But there are more that autographs here. There are interactions. Opportunities, however brief, to interact.
Many of these kids have lived through what Bankston calls “ACEs” – Adverse Childhood Experiences. Parents might be in jail or on drugs. Some sort of abuse, whether it be mental, physical or sexual, is prevalent.
“Building relationships is huge,” Bankston said. “A lot of times these kids don’t trust anybody because of their past.
“You put a lot of time and energy in showing the kids there is a different way, but their triggers are all different. It can be tough to bridge the gap and break down those walls.”
At one point, Jenkins gets on the microphone, helping to energize the crowd. The alumni stand on a stage at the front of the room at the beginning, watching a handful of kids no older than 7 or 8 display their dancing skills. There's really no better time to watch them whip and nae nae.
Bankston gives a hug to one teen he knows well, before they take a selfie. He gives good-natured grief to yet another who dares wear a Raiders jacket in front of so many ex-Cardinals.
In the din of the organized chaos, smiles are everywhere.
“We all have something to be thankful for,” Bankston said. “They still have something to be thankful for.”
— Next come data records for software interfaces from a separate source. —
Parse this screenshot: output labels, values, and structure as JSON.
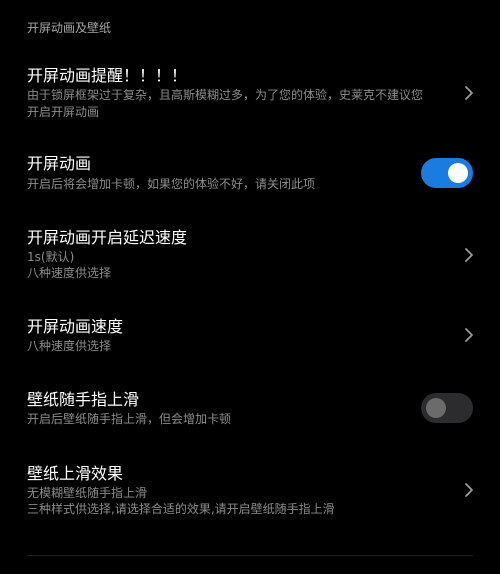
{
  "section": {
    "title": "开屏动画及壁纸"
  },
  "items": [
    {
      "title": "开屏动画提醒！！！！",
      "subtitle_lines": [
        "由于锁屏框架过于复杂，且高斯模糊过多，为了您的体验，史莱克不建议您",
        "开启开屏动画"
      ],
      "control": "chevron"
    },
    {
      "title": "开屏动画",
      "subtitle_lines": [
        "开启后将会增加卡顿，如果您的体验不好，请关闭此项"
      ],
      "control": "toggle",
      "enabled": true
    },
    {
      "title": "开屏动画开启延迟速度",
      "subtitle_lines": [
        "1s(默认)",
        "八种速度供选择"
      ],
      "control": "chevron"
    },
    {
      "title": "开屏动画速度",
      "subtitle_lines": [
        "八种速度供选择"
      ],
      "control": "chevron"
    },
    {
      "title": "壁纸随手指上滑",
      "subtitle_lines": [
        "开启后壁纸随手指上滑，但会增加卡顿"
      ],
      "control": "toggle",
      "enabled": false
    },
    {
      "title": "壁纸上滑效果",
      "subtitle_lines": [
        "无模糊壁纸随手指上滑",
        "三种样式供选择,请选择合适的效果,请开启壁纸随手指上滑"
      ],
      "control": "chevron"
    }
  ],
  "colors": {
    "background": "#000000",
    "toggle_on": "#1b7ce0",
    "toggle_off": "#2c2c2e",
    "subtitle": "#8c8c8c"
  },
  "icons": {
    "chevron": "chevron-right-icon"
  }
}
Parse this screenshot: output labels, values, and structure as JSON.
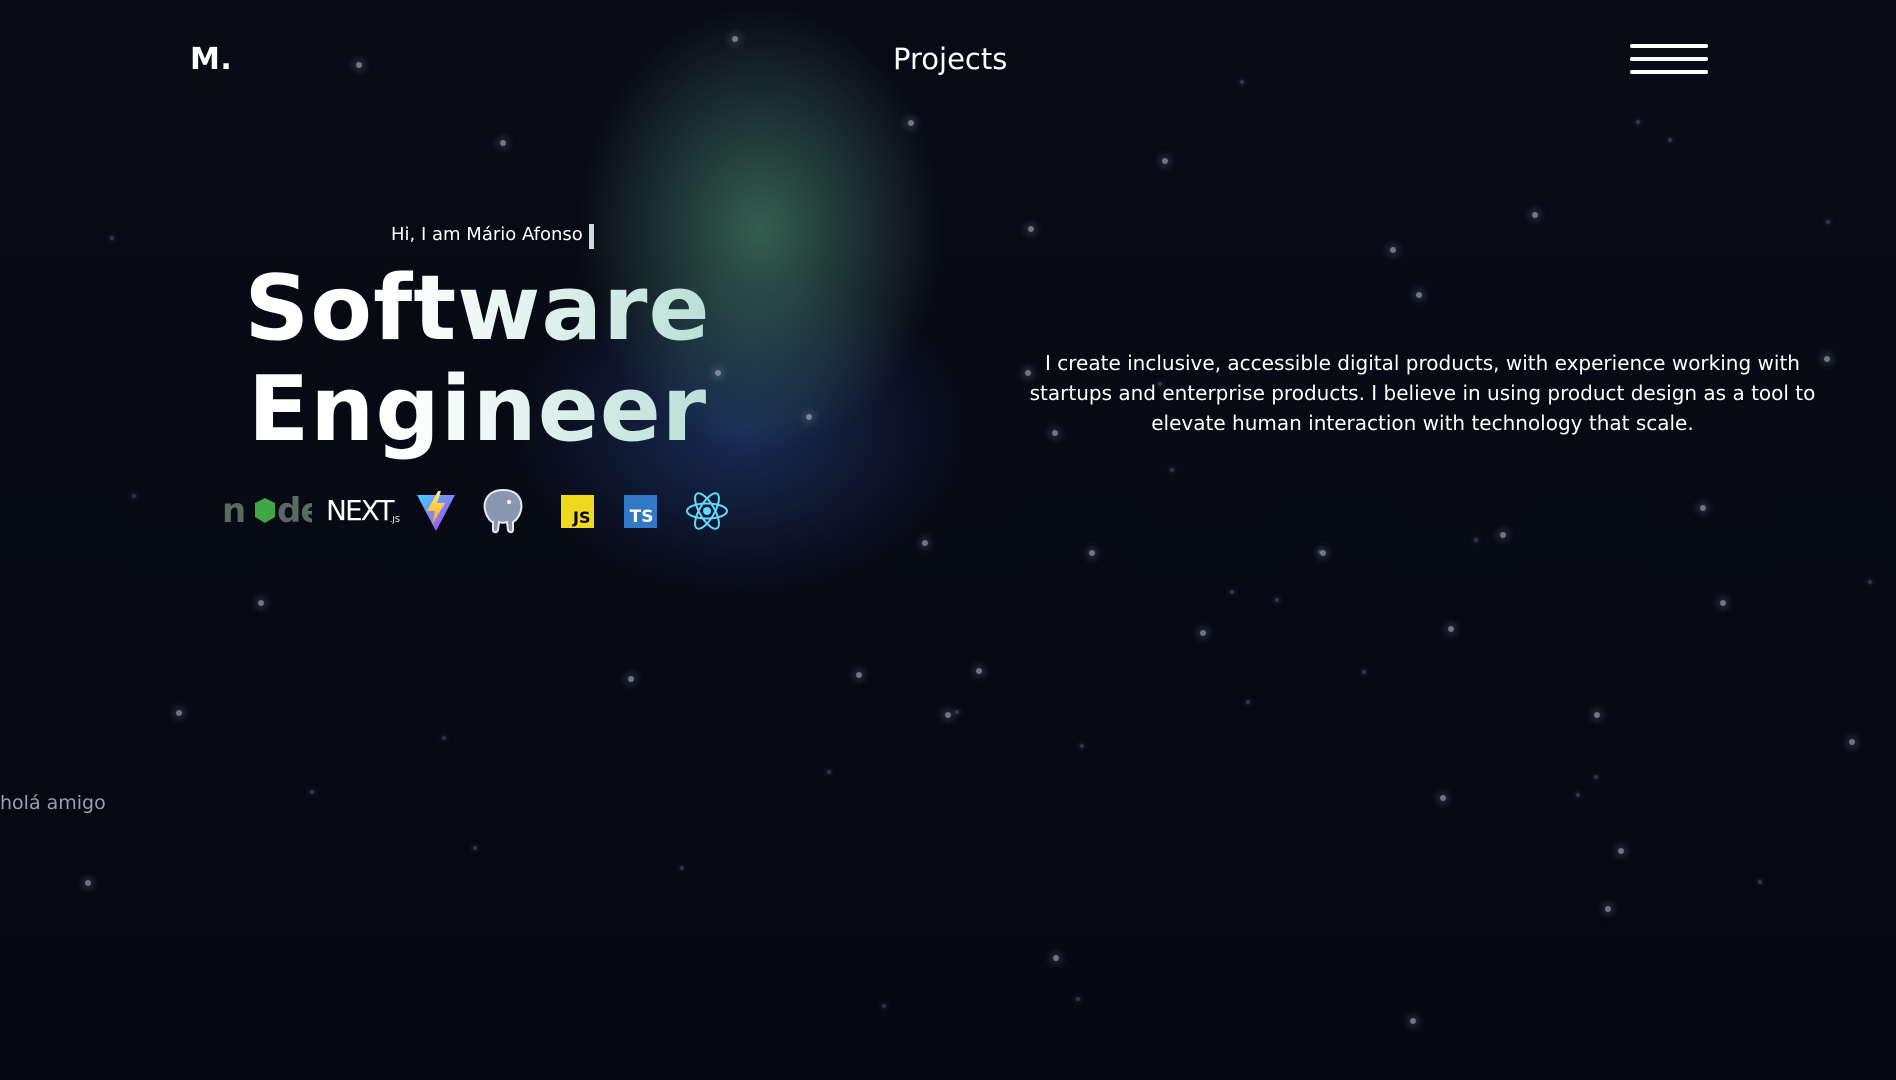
{
  "header": {
    "logo": "M.",
    "nav_label": "Projects",
    "menu_icon": "hamburger-menu-icon"
  },
  "hero": {
    "greeting": "Hi, I am Mário Afonso",
    "title_line1": "Software",
    "title_line2": "Engineer",
    "tech_stack": [
      {
        "name": "node-logo-icon",
        "label": "node"
      },
      {
        "name": "nextjs-logo-icon",
        "label": "NEXT.js"
      },
      {
        "name": "vite-logo-icon",
        "label": ""
      },
      {
        "name": "postgresql-logo-icon",
        "label": ""
      },
      {
        "name": "javascript-logo-icon",
        "label": "JS"
      },
      {
        "name": "typescript-logo-icon",
        "label": "TS"
      },
      {
        "name": "react-logo-icon",
        "label": ""
      }
    ]
  },
  "bio": {
    "text": "I create inclusive, accessible digital products, with experience working with startups and enterprise products. I believe in using product design as a tool to elevate human interaction with technology that scale."
  },
  "side_text": "holá amigo",
  "colors": {
    "background": "#070b16",
    "glow_green": "#52967a",
    "glow_blue": "#28468c",
    "js_yellow": "#f0d81d",
    "ts_blue": "#3178c6",
    "react_cyan": "#61dafb"
  }
}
A handful of Cardinals alumni highlight the seventh annual CASA Thanksgiving dinner for kids in foster group homes, held at First United Methodist Church Mesa